In the 30 years or so that I have been watching movies, I have never before seen a film that better shows how a truly great story can bring people together.

Regardless of your personal opinion of the Indiana Jones series, the fact is this one story brought 3 boys together to achieve a dream. Yes, that dream took close to 30 years to come true, but if anything that shows just how worthwhile pursuing your dream can be.

The film itself is split into 2 threads, with one following first-person accounts from parents and the (now adult) kids discussing the various challenges and pitfalls of how the adaptation came to be.

Indy fan or not, it’s impossible not to get caught up in the joy (and sometimes hilarity) of watching a bunch of white kids in their early teens play Nazis, Arabs and indigenous Peruvians!

Alas the adaptation was missing one key scene that proved impossible to shoot on such a merge budget during the 80s: The one where Indy fights the giant Nazi near the rotating propeller.

And so the second thread covers the attempt to film this scene in 2014 and finally complete a dream that was 30 years in the making. Admittedly this is slightly less engaging than the previous thread, but nonetheless the passion to complete something, that most of us would have given up years ago, is apparent in every scene.

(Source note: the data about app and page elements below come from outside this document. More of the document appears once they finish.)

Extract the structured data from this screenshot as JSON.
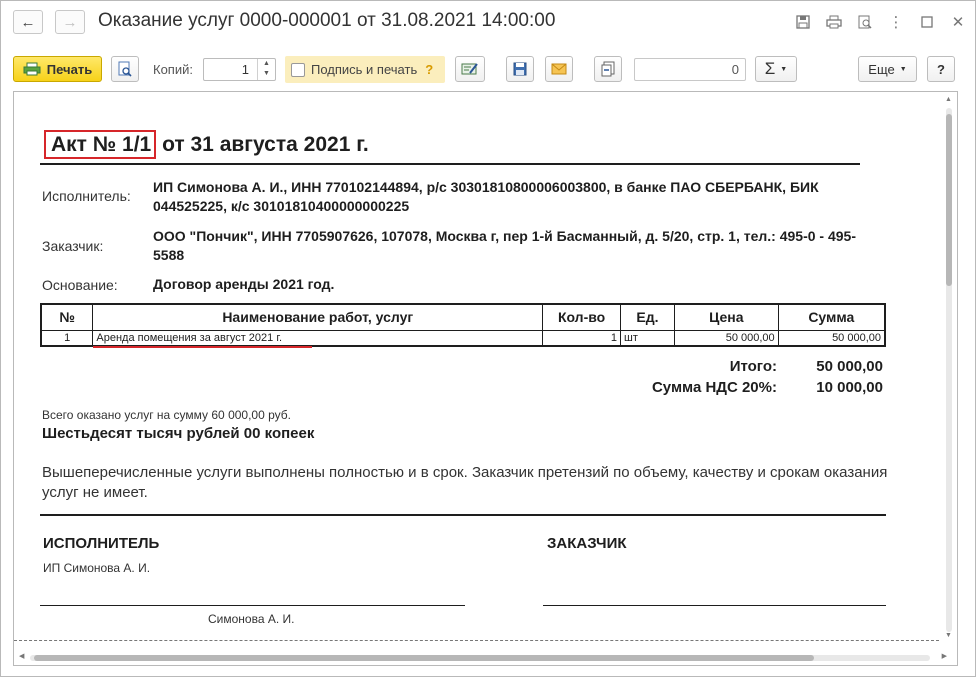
{
  "window": {
    "title": "Оказание услуг 0000-000001 от 31.08.2021 14:00:00"
  },
  "toolbar": {
    "print_label": "Печать",
    "copies_label": "Копий:",
    "copies_value": "1",
    "sign_label": "Подпись и печать",
    "sign_help": "?",
    "number_value": "0",
    "more_label": "Еще",
    "help_label": "?"
  },
  "document": {
    "act_number": "Акт № 1/1",
    "act_date": "от 31 августа 2021 г.",
    "executor_label": "Исполнитель:",
    "executor_value": "ИП Симонова А. И., ИНН 770102144894, р/с 30301810800006003800, в банке ПАО СБЕРБАНК, БИК 044525225, к/с 30101810400000000225",
    "customer_label": "Заказчик:",
    "customer_value": "ООО \"Пончик\", ИНН 7705907626, 107078, Москва г, пер 1-й Басманный, д. 5/20, стр. 1, тел.: 495-0 - 495-5588",
    "basis_label": "Основание:",
    "basis_value": "Договор аренды 2021 год.",
    "table": {
      "headers": [
        "№",
        "Наименование работ, услуг",
        "Кол-во",
        "Ед.",
        "Цена",
        "Сумма"
      ],
      "rows": [
        {
          "num": "1",
          "name": "Аренда помещения за август 2021 г.",
          "qty": "1",
          "unit": "шт",
          "price": "50 000,00",
          "sum": "50 000,00"
        }
      ]
    },
    "total_label": "Итого:",
    "total_value": "50 000,00",
    "vat_label": "Сумма НДС 20%:",
    "vat_value": "10 000,00",
    "total_services": "Всего оказано услуг на сумму 60 000,00 руб.",
    "total_words": "Шестьдесят тысяч рублей 00 копеек",
    "statement": "Вышеперечисленные услуги выполнены полностью и в срок. Заказчик претензий по объему, качеству и срокам оказания услуг не имеет.",
    "executor_heading": "ИСПОЛНИТЕЛЬ",
    "executor_org": "ИП Симонова А. И.",
    "executor_signer": "Симонова А. И.",
    "customer_heading": "ЗАКАЗЧИК"
  },
  "colors": {
    "highlight_red": "#d6262a",
    "print_button": "#f7d219",
    "sign_bg": "#fbeebd"
  }
}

This is not a perfect documentary and I know it will never be considered alongside titans such as The Fog of War or Taxi to the Dark Side. But a great documentary doesn’t always have to be about war, tragedy and pain. Sometimes a great documentary can just be about 3 little boys who wanted to make a movie. And in the end, isn’t that just as inspiring?

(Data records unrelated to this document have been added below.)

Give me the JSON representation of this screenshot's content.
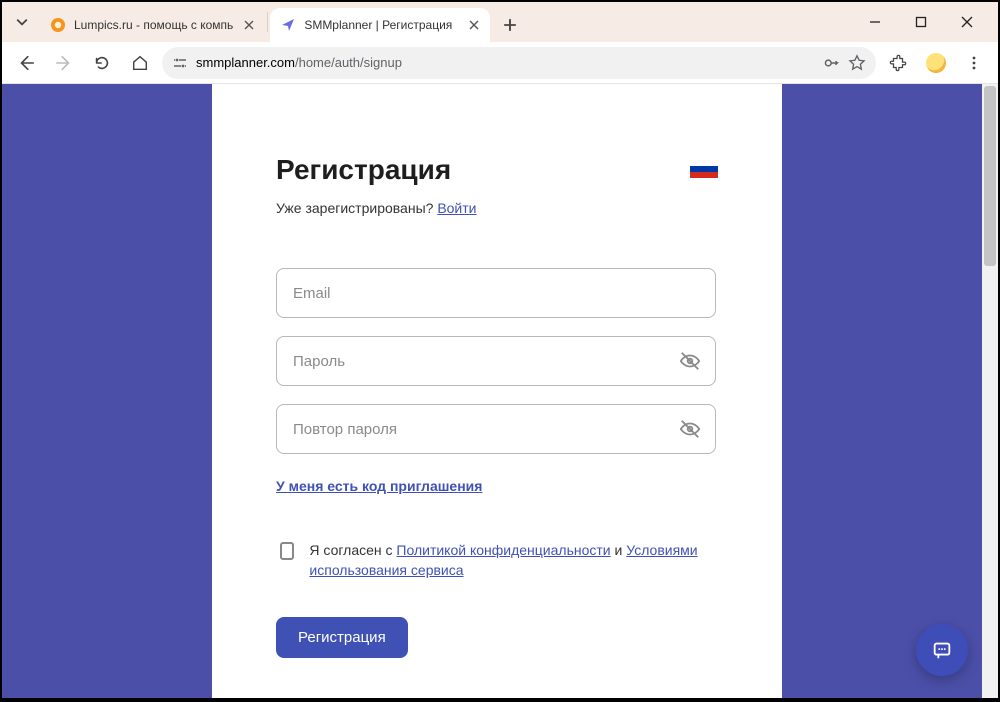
{
  "browser": {
    "tabs": [
      {
        "title": "Lumpics.ru - помощь с компь",
        "active": false,
        "favicon": "lumpics"
      },
      {
        "title": "SMMplanner | Регистрация",
        "active": true,
        "favicon": "smmplanner"
      }
    ],
    "url_host": "smmplanner.com",
    "url_path": "/home/auth/signup"
  },
  "page": {
    "heading": "Регистрация",
    "already_text": "Уже зарегистрированы? ",
    "login_link": "Войти",
    "email_placeholder": "Email",
    "password_placeholder": "Пароль",
    "password_repeat_placeholder": "Повтор пароля",
    "invite_link": "У меня есть код приглашения",
    "consent_prefix": "Я согласен с ",
    "consent_privacy": "Политикой конфиденциальности",
    "consent_and": " и ",
    "consent_terms": "Условиями использования сервиса",
    "submit_label": "Регистрация",
    "language": "ru"
  }
}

Overall Score:

four-stars

Photo Credits: BattleRoyale With Cheese, ZekeFilm, Apple Trailers,